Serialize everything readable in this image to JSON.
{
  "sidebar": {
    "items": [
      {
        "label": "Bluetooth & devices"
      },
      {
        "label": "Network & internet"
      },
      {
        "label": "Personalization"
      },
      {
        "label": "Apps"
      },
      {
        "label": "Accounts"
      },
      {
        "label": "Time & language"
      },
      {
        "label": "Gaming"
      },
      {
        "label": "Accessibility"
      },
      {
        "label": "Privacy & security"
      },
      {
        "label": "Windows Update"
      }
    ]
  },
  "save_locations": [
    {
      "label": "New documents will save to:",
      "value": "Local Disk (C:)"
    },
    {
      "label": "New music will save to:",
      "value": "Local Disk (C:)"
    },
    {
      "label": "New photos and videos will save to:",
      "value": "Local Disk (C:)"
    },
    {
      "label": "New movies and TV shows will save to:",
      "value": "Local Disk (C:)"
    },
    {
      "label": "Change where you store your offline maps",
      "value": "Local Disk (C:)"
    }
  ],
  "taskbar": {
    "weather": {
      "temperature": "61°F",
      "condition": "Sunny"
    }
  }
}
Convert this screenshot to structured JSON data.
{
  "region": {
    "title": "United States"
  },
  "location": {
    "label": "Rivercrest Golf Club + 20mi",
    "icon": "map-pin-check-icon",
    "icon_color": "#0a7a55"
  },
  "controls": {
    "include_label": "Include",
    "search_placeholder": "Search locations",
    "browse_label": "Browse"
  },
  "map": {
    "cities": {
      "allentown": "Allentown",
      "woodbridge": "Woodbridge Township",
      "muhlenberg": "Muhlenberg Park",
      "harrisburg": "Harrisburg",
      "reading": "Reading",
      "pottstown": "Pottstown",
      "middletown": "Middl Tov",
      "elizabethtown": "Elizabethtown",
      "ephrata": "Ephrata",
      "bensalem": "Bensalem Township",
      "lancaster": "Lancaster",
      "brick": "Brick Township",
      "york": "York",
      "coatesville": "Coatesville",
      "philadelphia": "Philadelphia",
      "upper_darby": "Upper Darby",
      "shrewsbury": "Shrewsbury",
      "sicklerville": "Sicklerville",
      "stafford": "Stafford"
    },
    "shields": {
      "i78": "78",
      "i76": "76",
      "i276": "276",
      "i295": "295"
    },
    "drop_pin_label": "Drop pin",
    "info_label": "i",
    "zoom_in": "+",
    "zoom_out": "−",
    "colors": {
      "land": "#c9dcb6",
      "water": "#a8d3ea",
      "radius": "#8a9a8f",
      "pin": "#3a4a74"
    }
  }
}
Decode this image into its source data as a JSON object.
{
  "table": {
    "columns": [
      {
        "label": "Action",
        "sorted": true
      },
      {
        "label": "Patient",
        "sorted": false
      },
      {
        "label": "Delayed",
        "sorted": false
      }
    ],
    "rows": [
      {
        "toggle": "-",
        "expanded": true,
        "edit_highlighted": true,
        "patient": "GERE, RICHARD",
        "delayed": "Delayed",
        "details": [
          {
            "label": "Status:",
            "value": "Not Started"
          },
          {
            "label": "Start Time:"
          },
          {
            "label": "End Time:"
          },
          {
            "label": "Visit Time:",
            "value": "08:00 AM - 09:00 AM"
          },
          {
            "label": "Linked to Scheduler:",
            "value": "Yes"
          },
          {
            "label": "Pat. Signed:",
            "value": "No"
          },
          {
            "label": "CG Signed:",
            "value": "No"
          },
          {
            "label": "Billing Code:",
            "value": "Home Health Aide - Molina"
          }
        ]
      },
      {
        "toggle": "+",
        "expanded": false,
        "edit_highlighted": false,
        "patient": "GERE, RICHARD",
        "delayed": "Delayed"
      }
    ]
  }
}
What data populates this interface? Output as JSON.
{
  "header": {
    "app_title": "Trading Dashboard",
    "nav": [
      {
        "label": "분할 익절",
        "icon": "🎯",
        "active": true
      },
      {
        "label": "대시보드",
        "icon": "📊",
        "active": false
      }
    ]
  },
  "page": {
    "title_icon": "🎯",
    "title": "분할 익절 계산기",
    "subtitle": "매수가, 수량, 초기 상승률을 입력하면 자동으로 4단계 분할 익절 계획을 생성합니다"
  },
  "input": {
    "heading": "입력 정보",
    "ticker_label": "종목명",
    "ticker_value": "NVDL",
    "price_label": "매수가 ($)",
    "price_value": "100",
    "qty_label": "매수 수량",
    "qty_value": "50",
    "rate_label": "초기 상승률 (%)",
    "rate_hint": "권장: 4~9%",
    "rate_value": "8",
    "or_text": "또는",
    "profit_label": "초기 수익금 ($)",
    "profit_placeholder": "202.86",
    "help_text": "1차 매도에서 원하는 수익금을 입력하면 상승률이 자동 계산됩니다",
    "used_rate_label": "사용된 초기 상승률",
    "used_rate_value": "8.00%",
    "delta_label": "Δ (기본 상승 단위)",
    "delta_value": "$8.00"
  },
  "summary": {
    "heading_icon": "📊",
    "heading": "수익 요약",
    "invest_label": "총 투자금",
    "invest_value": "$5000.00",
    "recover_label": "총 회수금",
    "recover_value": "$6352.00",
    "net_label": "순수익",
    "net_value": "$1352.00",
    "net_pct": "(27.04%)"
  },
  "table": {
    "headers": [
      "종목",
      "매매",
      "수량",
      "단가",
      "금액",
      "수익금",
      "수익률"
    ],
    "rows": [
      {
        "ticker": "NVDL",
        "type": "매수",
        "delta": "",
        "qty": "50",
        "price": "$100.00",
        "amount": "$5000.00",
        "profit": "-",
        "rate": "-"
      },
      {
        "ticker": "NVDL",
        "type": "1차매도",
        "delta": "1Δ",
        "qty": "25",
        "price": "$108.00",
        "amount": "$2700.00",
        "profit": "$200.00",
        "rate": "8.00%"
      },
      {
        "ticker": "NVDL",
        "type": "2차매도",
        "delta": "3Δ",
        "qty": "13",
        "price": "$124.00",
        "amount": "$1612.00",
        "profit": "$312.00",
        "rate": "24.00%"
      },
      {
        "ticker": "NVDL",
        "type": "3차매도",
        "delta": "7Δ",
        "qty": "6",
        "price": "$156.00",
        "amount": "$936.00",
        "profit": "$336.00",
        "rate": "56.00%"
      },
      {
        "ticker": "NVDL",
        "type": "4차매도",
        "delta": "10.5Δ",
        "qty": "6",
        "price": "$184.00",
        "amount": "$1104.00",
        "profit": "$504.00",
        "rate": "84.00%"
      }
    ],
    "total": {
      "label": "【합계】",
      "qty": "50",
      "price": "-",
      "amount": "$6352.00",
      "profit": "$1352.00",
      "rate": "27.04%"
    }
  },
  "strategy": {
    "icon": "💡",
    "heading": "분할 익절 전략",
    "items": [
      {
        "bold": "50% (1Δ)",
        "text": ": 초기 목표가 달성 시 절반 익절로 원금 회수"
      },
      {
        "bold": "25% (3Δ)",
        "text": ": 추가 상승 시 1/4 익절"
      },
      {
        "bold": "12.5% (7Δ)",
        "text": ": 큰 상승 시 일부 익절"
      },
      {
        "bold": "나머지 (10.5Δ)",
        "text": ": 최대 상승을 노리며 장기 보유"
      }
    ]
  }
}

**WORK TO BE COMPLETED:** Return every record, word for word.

**RESULT FOR THIS EXERCISE:**
Serialize everything readable in this image to JSON.
{
  "sidebar": {
    "items": [
      {
        "label": "Bluetooth & devices"
      },
      {
        "label": "Network & internet"
      },
      {
        "label": "Personalization"
      },
      {
        "label": "Apps"
      },
      {
        "label": "Accounts"
      },
      {
        "label": "Time & language"
      },
      {
        "label": "Gaming"
      },
      {
        "label": "Accessibility"
      },
      {
        "label": "Privacy & security"
      },
      {
        "label": "Windows Update"
      }
    ]
  },
  "save_locations": [
    {
      "label": "New documents will save to:",
      "value": "Local Disk (C:)"
    },
    {
      "label": "New music will save to:",
      "value": "Local Disk (C:)"
    },
    {
      "label": "New photos and videos will save to:",
      "value": "Local Disk (C:)"
    },
    {
      "label": "New movies and TV shows will save to:",
      "value": "Local Disk (C:)"
    },
    {
      "label": "Change where you store your offline maps",
      "value": "Local Disk (C:)"
    }
  ],
  "taskbar": {
    "weather": {
      "temperature": "61°F",
      "condition": "Sunny"
    }
  }
}
Convert this screenshot to structured JSON data.
{
  "region": {
    "title": "United States"
  },
  "location": {
    "label": "Rivercrest Golf Club + 20mi",
    "icon": "map-pin-check-icon",
    "icon_color": "#0a7a55"
  },
  "controls": {
    "include_label": "Include",
    "search_placeholder": "Search locations",
    "browse_label": "Browse"
  },
  "map": {
    "cities": {
      "allentown": "Allentown",
      "woodbridge": "Woodbridge Township",
      "muhlenberg": "Muhlenberg Park",
      "harrisburg": "Harrisburg",
      "reading": "Reading",
      "pottstown": "Pottstown",
      "middletown": "Middl Tov",
      "elizabethtown": "Elizabethtown",
      "ephrata": "Ephrata",
      "bensalem": "Bensalem Township",
      "lancaster": "Lancaster",
      "brick": "Brick Township",
      "york": "York",
      "coatesville": "Coatesville",
      "philadelphia": "Philadelphia",
      "upper_darby": "Upper Darby",
      "shrewsbury": "Shrewsbury",
      "sicklerville": "Sicklerville",
      "stafford": "Stafford"
    },
    "shields": {
      "i78": "78",
      "i76": "76",
      "i276": "276",
      "i295": "295"
    },
    "drop_pin_label": "Drop pin",
    "info_label": "i",
    "zoom_in": "+",
    "zoom_out": "−",
    "colors": {
      "land": "#c9dcb6",
      "water": "#a8d3ea",
      "radius": "#8a9a8f",
      "pin": "#3a4a74"
    }
  }
}
Decode this image into its source data as a JSON object.
{
  "table": {
    "columns": [
      {
        "label": "Action",
        "sorted": true
      },
      {
        "label": "Patient",
        "sorted": false
      },
      {
        "label": "Delayed",
        "sorted": false
      }
    ],
    "rows": [
      {
        "toggle": "-",
        "expanded": true,
        "edit_highlighted": true,
        "patient": "GERE, RICHARD",
        "delayed": "Delayed",
        "details": [
          {
            "label": "Status:",
            "value": "Not Started"
          },
          {
            "label": "Start Time:"
          },
          {
            "label": "End Time:"
          },
          {
            "label": "Visit Time:",
            "value": "08:00 AM - 09:00 AM"
          },
          {
            "label": "Linked to Scheduler:",
            "value": "Yes"
          },
          {
            "label": "Pat. Signed:",
            "value": "No"
          },
          {
            "label": "CG Signed:",
            "value": "No"
          },
          {
            "label": "Billing Code:",
            "value": "Home Health Aide - Molina"
          }
        ]
      },
      {
        "toggle": "+",
        "expanded": false,
        "edit_highlighted": false,
        "patient": "GERE, RICHARD",
        "delayed": "Delayed"
      }
    ]
  }
}
What data populates this interface? Output as JSON.
{
  "header": {
    "app_title": "Trading Dashboard",
    "nav": [
      {
        "label": "분할 익절",
        "icon": "🎯",
        "active": true
      },
      {
        "label": "대시보드",
        "icon": "📊",
        "active": false
      }
    ]
  },
  "page": {
    "title_icon": "🎯",
    "title": "분할 익절 계산기",
    "subtitle": "매수가, 수량, 초기 상승률을 입력하면 자동으로 4단계 분할 익절 계획을 생성합니다"
  },
  "input": {
    "heading": "입력 정보",
    "ticker_label": "종목명",
    "ticker_value": "NVDL",
    "price_label": "매수가 ($)",
    "price_value": "100",
    "qty_label": "매수 수량",
    "qty_value": "50",
    "rate_label": "초기 상승률 (%)",
    "rate_hint": "권장: 4~9%",
    "rate_value": "8",
    "or_text": "또는",
    "profit_label": "초기 수익금 ($)",
    "profit_placeholder": "202.86",
    "help_text": "1차 매도에서 원하는 수익금을 입력하면 상승률이 자동 계산됩니다",
    "used_rate_label": "사용된 초기 상승률",
    "used_rate_value": "8.00%",
    "delta_label": "Δ (기본 상승 단위)",
    "delta_value": "$8.00"
  },
  "summary": {
    "heading_icon": "📊",
    "heading": "수익 요약",
    "invest_label": "총 투자금",
    "invest_value": "$5000.00",
    "recover_label": "총 회수금",
    "recover_value": "$6352.00",
    "net_label": "순수익",
    "net_value": "$1352.00",
    "net_pct": "(27.04%)"
  },
  "table": {
    "headers": [
      "종목",
      "매매",
      "수량",
      "단가",
      "금액",
      "수익금",
      "수익률"
    ],
    "rows": [
      {
        "ticker": "NVDL",
        "type": "매수",
        "delta": "",
        "qty": "50",
        "price": "$100.00",
        "amount": "$5000.00",
        "profit": "-",
        "rate": "-"
      },
      {
        "ticker": "NVDL",
        "type": "1차매도",
        "delta": "1Δ",
        "qty": "25",
        "price": "$108.00",
        "amount": "$2700.00",
        "profit": "$200.00",
        "rate": "8.00%"
      },
      {
        "ticker": "NVDL",
        "type": "2차매도",
        "delta": "3Δ",
        "qty": "13",
        "price": "$124.00",
        "amount": "$1612.00",
        "profit": "$312.00",
        "rate": "24.00%"
      },
      {
        "ticker": "NVDL",
        "type": "3차매도",
        "delta": "7Δ",
        "qty": "6",
        "price": "$156.00",
        "amount": "$936.00",
        "profit": "$336.00",
        "rate": "56.00%"
      },
      {
        "ticker": "NVDL",
        "type": "4차매도",
        "delta": "10.5Δ",
        "qty": "6",
        "price": "$184.00",
        "amount": "$1104.00",
        "profit": "$504.00",
        "rate": "84.00%"
      }
    ],
    "total": {
      "label": "【합계】",
      "qty": "50",
      "price": "-",
      "amount": "$6352.00",
      "profit": "$1352.00",
      "rate": "27.04%"
    }
  },
  "strategy": {
    "icon": "💡",
    "heading": "분할 익절 전략",
    "items": [
      {
        "bold": "50% (1Δ)",
        "text": ": 초기 목표가 달성 시 절반 익절로 원금 회수"
      },
      {
        "bold": "25% (3Δ)",
        "text": ": 추가 상승 시 1/4 익절"
      },
      {
        "bold": "12.5% (7Δ)",
        "text": ": 큰 상승 시 일부 익절"
      },
      {
        "bold": "나머지 (10.5Δ)",
        "text": ": 최대 상승을 노리며 장기 보유"
      }
    ]
  }
}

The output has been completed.